By Stan Deresinski, MD, FACP, FIDSA

Clinical Professor of Medicine, Stanford University

SYNOPSIS: Quinacrine is highly effective in the treatment of giardiasis that is recalcitrant to initial therapy with other agents, but patients must be warned about neuropsychiatric effects.

SOURCES: Neumayr A, Schunk M, Theunissen C, et al. Efficacy and tolerability of quinacrine monotherapy and albendazole plus chloroquine combination therapy in nitroimidazole-refractory giardiasis: A TropNet study. Clin Infect Dis 2021; Jun 11:ciab513. doi: 10.1093/cid/ciab513. [Online ahead of print].

Ydsten KA, Hellgren U, Asgeirsson H. Quinacrine treatment of nitroimidazole-refractory giardiasis. J Infect Dis 2021; May 24:jiab287. doi: 10.1093/infdis/jiab287. [Online ahead of print].

In a prospective, open-label, non-randomized study at four European travel clinics belonging to the TropNet group, Neumayr and colleagues evaluated the outcomes of two different treatment regimens in patients with giardiasis who had failed one or more 5-nitroimidazole treatment courses. The patients, 57% of whom had acquired their infection in India, then were treated for five days with either quinacrine alone (100 mg three times daily) or the combination of albendazole (400 mg twice daily) plus chloroquine (155 mg twice daily). The choice of treatment was based on local availability of the drugs.

Among those for whom the data were available, monotherapy with quinacrine was associated with clinical cure in 59/72 (81%) and parasitological cure in 56/56 (100%). The combination of albendazole and chloroquine, in contrast, yielded clinical cure in 12/33 (36%) and parasitological cure in 12/25 (48%). In addition, clinical cure was achieved in all nine patients treated with quinacrine who had failed the combination therapy. Mild-to-moderate treatment-related adverse effects occurred in 45% of quinacrine and 30% of combination therapy recipients. One patient given quinacrine developed severe neuropsychiatric symptoms after his fourth day of treatment that led to a brief hospitalization and then completely resolved. One quinacrine recipient developed acute kidney injury, but this was judged to be due to dehydration resulting from diarrhea from giardiasis.

Separately, Ydsten and colleagues at the Karolinska University Hospital retrospectively examined the records of 87 patients who had failed two courses of treatment of giardiasis; 54 patients (62%) had traveled to India. Of the 87 patients, 54 (62%) had been given quinacrine (two in combination with metronidazole) in a dose of 100 mg three times daily — most for five to seven days. After treatment, six (12%) patients had symptom persistence, while parasitological efficacy was 94%. Repeat quinacrine treatment was effective in each of the three patients who had failed their initial course. After quinacrine, the second most frequent regimen administered to patients who had failed nitroimidazole therapy was albendazole plus metronidazole, which had a 57% failure rate among the 37 patients for whom follow-up samples were available. Among the quinacrine recipients, there were no serious adverse events among seven patients with a prior diagnosis of psychiatric disorder, although one patient, in addition to headache and gastrointestinal complaints, transiently felt distracted.

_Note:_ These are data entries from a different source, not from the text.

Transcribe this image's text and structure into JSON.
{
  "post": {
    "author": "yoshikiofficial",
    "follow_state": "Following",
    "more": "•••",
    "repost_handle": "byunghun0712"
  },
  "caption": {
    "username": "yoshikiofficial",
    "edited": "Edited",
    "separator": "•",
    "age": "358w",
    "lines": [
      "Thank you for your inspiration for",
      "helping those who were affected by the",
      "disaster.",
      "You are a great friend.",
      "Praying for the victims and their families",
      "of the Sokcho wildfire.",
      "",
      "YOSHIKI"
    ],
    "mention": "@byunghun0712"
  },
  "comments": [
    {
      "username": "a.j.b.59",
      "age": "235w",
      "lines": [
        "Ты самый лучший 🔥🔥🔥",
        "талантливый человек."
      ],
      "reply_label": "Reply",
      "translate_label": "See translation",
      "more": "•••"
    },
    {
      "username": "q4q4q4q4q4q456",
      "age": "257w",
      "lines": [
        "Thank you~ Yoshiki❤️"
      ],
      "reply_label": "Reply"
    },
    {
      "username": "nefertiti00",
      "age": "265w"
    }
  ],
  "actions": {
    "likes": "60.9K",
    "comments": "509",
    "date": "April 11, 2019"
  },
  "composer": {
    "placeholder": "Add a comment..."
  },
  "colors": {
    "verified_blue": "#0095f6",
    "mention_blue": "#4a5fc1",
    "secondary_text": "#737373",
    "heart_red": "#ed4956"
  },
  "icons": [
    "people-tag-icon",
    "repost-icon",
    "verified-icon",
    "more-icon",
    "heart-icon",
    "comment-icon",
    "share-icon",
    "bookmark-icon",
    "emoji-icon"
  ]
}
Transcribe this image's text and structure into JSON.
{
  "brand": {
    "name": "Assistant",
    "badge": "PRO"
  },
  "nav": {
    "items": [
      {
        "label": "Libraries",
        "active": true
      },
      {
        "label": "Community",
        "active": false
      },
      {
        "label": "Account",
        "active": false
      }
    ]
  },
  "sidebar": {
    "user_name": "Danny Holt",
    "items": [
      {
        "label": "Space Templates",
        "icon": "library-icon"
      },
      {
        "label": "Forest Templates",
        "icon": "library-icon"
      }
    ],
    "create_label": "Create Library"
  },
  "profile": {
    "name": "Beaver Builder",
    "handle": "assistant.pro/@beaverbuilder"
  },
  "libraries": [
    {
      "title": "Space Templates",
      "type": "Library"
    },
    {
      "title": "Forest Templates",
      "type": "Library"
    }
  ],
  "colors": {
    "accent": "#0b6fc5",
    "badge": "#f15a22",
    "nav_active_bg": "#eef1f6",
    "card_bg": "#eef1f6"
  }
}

Literature suggests that the frequency of treatment failure of giardiasis with 5-nitroimidazoles, such as metronidazole, appears to be increasing. Furthermore, evidence points to India being a source of many infections recalcitrant to treatment with those agents.

The Centers for Disease Control and Prevention states that effective treatments for initial treatment of giardiasis include metronidazole, tinidazole, and nitazoxanide, and that others include paromomycin, quinacrine, and furazolidone.1 For treatment failures, they recommend considering combination therapy, but they do not recommend specific agents. A recent review of refractory disease points out that no randomized controlled trials addressing this problem have been performed in a quarter of a century. Based on the available information, they state that quinacrine is effective, but warn that side effects may limit its use.

Because of their design, the studies presented here cannot be considered to provide high-quality evidence. Neither was randomized, and one was retrospective. In the other, although it was prospective, treatment assignment was based on availability of the therapeutic agents. Nonetheless, the results clearly indicate that quinacrine is a highly effective agent in the treatment of giardiasis refractory to other treatments. One serious adverse event, a neuropsychiatric disturbance, occurred in 126 patients given quinacrine in the two studies, and this resolved with drug discontinuation.

That is the good news about quinacrine. The bad news is that quinacrine is available in the United States only through compounding pharmacies. 


  1. Centers for Disease Control and Prevention. Parasites – Giardia. Diagnosis and treatment information for medical professionals.
  2. Mørch K, Hanevik K. Giardiasis treatment: An update with a focus on refractory disease. Curr Opin Infect Dis 2020;33:355-364.